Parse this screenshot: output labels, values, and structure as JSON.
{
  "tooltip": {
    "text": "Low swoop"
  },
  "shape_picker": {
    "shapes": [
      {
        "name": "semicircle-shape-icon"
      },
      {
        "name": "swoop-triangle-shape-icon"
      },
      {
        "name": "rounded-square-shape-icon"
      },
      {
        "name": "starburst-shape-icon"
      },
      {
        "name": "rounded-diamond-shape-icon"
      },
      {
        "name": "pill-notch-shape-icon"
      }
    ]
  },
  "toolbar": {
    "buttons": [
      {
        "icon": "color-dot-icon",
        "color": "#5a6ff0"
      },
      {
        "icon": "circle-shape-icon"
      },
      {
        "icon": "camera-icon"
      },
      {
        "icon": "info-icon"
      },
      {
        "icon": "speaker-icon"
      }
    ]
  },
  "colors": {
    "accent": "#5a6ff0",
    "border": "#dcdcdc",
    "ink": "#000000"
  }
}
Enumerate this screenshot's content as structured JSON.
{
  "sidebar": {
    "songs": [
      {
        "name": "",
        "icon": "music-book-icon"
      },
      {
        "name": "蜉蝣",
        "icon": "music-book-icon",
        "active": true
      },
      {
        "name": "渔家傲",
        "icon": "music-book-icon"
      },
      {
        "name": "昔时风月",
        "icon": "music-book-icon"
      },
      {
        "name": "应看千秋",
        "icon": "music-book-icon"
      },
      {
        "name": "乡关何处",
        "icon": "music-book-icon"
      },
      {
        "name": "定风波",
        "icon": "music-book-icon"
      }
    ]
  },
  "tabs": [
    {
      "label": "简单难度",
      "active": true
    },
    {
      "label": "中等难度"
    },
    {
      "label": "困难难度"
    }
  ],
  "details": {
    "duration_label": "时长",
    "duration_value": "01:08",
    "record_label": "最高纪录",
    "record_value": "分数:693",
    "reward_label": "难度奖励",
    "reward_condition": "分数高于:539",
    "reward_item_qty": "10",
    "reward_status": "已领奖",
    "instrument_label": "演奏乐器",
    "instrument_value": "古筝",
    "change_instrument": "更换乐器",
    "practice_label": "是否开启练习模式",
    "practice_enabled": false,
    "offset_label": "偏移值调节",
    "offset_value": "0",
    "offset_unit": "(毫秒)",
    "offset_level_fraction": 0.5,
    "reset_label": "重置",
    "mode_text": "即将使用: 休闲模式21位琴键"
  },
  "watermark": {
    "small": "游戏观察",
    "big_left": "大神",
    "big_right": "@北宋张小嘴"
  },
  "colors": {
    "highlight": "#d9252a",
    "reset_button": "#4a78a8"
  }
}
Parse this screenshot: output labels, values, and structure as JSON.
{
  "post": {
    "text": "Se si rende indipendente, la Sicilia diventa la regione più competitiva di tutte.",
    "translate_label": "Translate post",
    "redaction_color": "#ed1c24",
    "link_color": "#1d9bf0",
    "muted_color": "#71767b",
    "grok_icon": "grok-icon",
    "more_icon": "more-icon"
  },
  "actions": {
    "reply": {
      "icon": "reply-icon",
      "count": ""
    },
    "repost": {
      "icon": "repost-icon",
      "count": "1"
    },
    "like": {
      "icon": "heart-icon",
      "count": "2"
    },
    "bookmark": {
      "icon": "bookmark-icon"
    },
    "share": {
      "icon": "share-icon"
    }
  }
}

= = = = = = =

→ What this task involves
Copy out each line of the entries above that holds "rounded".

→ Response area
        "name": "rounded-square-shape-icon"
        "name": "rounded-diamond-shape-icon"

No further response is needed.